February 6, 2019 / 2:21 PM / 10 months ago

Chip, electronics veterans join hardware-focused U.S. venture firm

SAN FRANCISCO (Reuters) - A Silicon Valley venture capital firm said Wednesday that two chip and manufacturing veterans are joining it as partners as an additional funding round brings its total capital to more than $1 billion.

Palo Alto, California-based Eclipse Ventures said that it has added as partners Mike McNamara, the former chief of contract manufacturing firm Flex Ltd, and Sanjay Jha, who led chip manufacturer GlobalFoundries after a career at Qualcomm Inc and leading phone maker Motorola Mobility.

The firm, two of whose other partners came from Tesla Inc’s manufacturing operations, also said it had closed a new $500 million fund, bringing the total it has raised for investment into startups since its founding in 2015 to $1.1 billion.

Eclipse is unusual among venture capital firms because it invests in companies that make hardware technologies as well as software.

Despite Silicon Valley’s name - which derives from the raw material for computer chips - many venture investors prefer to stick to software, advertising and commerce companies. Hardware companies can require huge amounts of capital and face intense competition from both larger rivals and cheaper imitators.

Shares of smart speaker maker Sonos Inc, for example, have declined 34 percent since its initial public offering last year, as Amazon.com Inc, Alphabet Inc and Apple Inc all rolled out competing products.

But Eclipse has funded U.S.-made drones, custom chips to help cameras recognize objects quickly and a startup making robots and software for manufacturing electronics.

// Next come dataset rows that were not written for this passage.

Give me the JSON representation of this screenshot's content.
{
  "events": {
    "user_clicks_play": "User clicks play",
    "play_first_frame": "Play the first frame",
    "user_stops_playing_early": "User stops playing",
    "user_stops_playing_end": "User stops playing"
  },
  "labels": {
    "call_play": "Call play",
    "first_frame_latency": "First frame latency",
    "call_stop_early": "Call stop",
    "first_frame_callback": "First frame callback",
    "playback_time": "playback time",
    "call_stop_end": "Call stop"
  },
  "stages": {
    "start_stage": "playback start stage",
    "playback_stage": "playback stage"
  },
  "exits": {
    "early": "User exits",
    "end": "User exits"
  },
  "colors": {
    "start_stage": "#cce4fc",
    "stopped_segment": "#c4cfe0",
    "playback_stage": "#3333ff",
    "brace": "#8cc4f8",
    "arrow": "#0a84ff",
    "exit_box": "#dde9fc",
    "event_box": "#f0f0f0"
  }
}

Lior Susan, the firm’s founding partner, said today’s tech giants build both hardware and software, so he’s willing to invest in both in hopes of finding the next one. Even Facebook Inc, which many investors think of as an advertising firm, spends billions of dollars on sprawling data centers and is hiring chip designers.

“If it makes sense for [a startup] to open their own factories, we’re not going to say no just because it sounds hard,” Susan told Reuters in an interview.

McNamara in October retired from contract manufacture Flex, which competes against assemblers such as Hon Hai Precision Industry Co Ltd’s Foxconn and has built devices for Fitbit among others. He said he is hoping to use his decades in the manufacturing business to help Eclipse-backed startups hit the market at the right time.

“Eventually, you have to know about when to expand production. Everything you do has to come out of the lab, out of the design center and hit scalability at some point,” he told Reuters.

Reporting by Stephen Nellis; Editing by Lisa Shumaker

0 : 0
  • narrow-browser-and-phone
  • medium-browser-and-portrait-tablet
  • landscape-tablet
  • medium-wide-browser
  • wide-browser-and-larger
  • medium-browser-and-landscape-tablet
  • medium-wide-browser-and-larger
  • above-phone
  • portrait-tablet-and-above
  • above-portrait-tablet
  • landscape-tablet-and-above
  • landscape-tablet-and-medium-wide-browser
  • portrait-tablet-and-below
  • landscape-tablet-and-below